Many women suffer urinary incontinence, but it’s not something we tend to talk about amongst our friends. If you have ever noticed a dribble in your undies … know that you are not alone!! If you have had a baby (vaginal or caesarian birth), you are far more likely to dribble in your pants than ever before – but don’t worry. Regular pelvic floor exercises and good bladder habits can make a great difference.
There are 2 kinds of incontinence: urgency and stress incontinence. Urgency is when you feel as though you are ‘bursting’ to empty your bladder. You really have to rush to get to the toilet, but when you get there, there’s not much volume.
Stress Incontinence is where you dribble a little urine when you sneeze, cough, jump or run with your kids. There are a number of strategies that we can put in place to help improve both of these.
Your pelvic floor is a sling of muscles that hold your internal organs in your abdomen. It is also the muscle that helps us hold onto urine if we think we are about to leak. Imagine trying to hold a 3L container of milk between your legs for 9 months (ie pregnancy) !!. There is a lot more weight than this while you are pregnant, but it’s a great ‘visual’ reminder about why your pelvic floor may need some extra attention through pregnancy and after your birth (irrespective of your type of birth).
Exercising your pelvic floor muscles is easy – the hard part is remembering to do them. Pretend to sit on the toilet and squeeze your muscles upward and inward. Some people say to pretend to stop the flow of urine (this is a great way to check that you are using the right muscles, but not a great habit to get into when you are on the toilet). Lift your pelvic muscles the from inside and aim to hold your contraction for up to 10seconds. This is an aim … initially try to do up to 10 contractions twice a day, and hold them for as long as you can (if 2-3 seconds is all you achieve – that’s a great start). Try not to over-do your exercises. When you can hold for 10 seconds, do more contractions throughout the day as you remember them.
There are 2 types of muscle fibres in your pelvic floor – the endurance fibres that help to hold for up to 10 seconds, and your fast twitch fibres. Once you can hold your pelvic floor muscle contractions for about 6 seconds, you can start exercising the fast twitch fibres as well. That simply means contracting faster – on-off-on-off-on-off … as well as remembering your holding exercises.

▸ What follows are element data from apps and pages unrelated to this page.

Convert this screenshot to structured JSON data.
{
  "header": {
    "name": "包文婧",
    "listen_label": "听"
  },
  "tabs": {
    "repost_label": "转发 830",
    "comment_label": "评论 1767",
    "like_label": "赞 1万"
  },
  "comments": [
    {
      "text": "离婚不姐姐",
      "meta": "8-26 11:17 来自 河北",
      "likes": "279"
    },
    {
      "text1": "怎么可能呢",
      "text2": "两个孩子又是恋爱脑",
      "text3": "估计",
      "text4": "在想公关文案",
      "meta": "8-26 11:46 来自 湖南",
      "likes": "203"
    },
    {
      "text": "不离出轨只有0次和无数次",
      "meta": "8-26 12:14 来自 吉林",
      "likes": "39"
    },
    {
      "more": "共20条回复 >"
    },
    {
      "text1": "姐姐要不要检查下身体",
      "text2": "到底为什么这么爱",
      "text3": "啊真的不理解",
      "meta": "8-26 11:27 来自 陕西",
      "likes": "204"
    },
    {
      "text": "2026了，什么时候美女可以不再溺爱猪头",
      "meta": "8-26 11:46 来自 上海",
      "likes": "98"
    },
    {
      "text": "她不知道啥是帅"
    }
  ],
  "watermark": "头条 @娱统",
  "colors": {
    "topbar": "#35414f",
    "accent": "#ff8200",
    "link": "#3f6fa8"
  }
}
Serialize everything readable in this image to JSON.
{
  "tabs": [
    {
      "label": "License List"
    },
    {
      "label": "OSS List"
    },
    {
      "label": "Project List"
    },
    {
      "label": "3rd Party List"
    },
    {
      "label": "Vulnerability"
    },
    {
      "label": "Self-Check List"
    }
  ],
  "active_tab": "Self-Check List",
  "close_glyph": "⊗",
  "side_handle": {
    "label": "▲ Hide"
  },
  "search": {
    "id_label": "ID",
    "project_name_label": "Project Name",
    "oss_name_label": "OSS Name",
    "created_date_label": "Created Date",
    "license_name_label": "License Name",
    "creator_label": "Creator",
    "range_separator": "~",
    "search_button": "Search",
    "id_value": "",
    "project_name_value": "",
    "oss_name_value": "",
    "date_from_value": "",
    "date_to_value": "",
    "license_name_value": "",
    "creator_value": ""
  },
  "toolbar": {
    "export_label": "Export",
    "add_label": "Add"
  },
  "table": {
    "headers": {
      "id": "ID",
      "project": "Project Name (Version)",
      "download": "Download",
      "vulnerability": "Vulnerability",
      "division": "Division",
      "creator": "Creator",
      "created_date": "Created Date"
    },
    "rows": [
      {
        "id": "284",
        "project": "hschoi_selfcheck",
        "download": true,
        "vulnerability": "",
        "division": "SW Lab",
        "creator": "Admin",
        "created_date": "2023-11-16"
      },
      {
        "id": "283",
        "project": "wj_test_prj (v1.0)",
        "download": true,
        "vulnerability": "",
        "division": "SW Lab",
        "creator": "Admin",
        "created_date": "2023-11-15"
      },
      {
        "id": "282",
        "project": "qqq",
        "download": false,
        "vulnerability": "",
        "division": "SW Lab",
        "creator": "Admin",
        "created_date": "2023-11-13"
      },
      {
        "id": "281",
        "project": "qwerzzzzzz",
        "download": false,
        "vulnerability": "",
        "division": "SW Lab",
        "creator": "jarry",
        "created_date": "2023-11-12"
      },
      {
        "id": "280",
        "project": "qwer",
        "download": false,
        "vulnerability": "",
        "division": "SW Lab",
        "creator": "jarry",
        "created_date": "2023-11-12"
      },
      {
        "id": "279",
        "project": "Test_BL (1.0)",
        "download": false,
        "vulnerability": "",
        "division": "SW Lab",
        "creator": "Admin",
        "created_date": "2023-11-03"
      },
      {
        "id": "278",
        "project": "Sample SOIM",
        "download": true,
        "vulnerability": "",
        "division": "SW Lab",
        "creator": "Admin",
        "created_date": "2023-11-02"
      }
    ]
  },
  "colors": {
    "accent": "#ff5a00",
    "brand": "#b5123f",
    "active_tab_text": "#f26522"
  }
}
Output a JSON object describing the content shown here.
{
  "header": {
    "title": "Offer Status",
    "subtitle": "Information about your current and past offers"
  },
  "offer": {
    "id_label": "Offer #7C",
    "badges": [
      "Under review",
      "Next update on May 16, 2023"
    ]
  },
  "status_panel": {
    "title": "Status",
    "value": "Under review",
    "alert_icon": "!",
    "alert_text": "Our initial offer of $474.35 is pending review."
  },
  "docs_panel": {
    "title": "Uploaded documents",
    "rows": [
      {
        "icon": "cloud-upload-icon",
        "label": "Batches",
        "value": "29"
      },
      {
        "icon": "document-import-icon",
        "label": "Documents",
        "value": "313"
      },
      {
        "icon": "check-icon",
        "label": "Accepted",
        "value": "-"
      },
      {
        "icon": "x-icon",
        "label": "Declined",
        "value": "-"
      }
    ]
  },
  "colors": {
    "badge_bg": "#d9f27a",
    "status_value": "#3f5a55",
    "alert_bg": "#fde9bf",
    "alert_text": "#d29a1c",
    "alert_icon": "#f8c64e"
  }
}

Lower tummy exercises (your inner corset of muscles) are also important as they help to stabilise your core (your middle). These muscles work in conjunction with your pelvic floor. Simply draw your belly button in (without holding your breath) and hold. This is a subtle movement that can be done with your pelvic floor exercises up to 3-4 times a day. A women’s health physiotherapist will be able to help you with all of these muscle groups and ensure that you are exercising them properly.
Good bladder and bowel habits are another important factor in pelvic floor muscle health. Bladder health can be improved by drinking 1.5-2L water per day. If you are not doing this already, increase your volume slowly. Try to reduce your intake of bladder stimulants such as caffeine, bubbly drinks and alcohol.
It is normal to pass urine 4-6 times per day and 0-2 times at night (depending on our age). Volumes are usually around 300-350mL, and we should be able to wait for 2-3 urges before we go to the toilet to pass urine. Our bowels should always be opened at our 1st urge.
Correct positioning on the toilet is something else to think about. There is a position of ‘least stress’ on our pelvic floor. Try to have your knees higher than your hips, bulge your belly out and breathe out at the same time to reduce strain. Your women’s health physio can also help you with this.
Avoiding or improving your incontinence starts now. Look after your pelvic floor with the strategies mentioned above, and if you are worried, pleas see a women’s health physio or GP who will assess your pelvic floor strength, help you do the exercises correctly, and put you on the road to a healthier pelvic floor (with less incontinence)!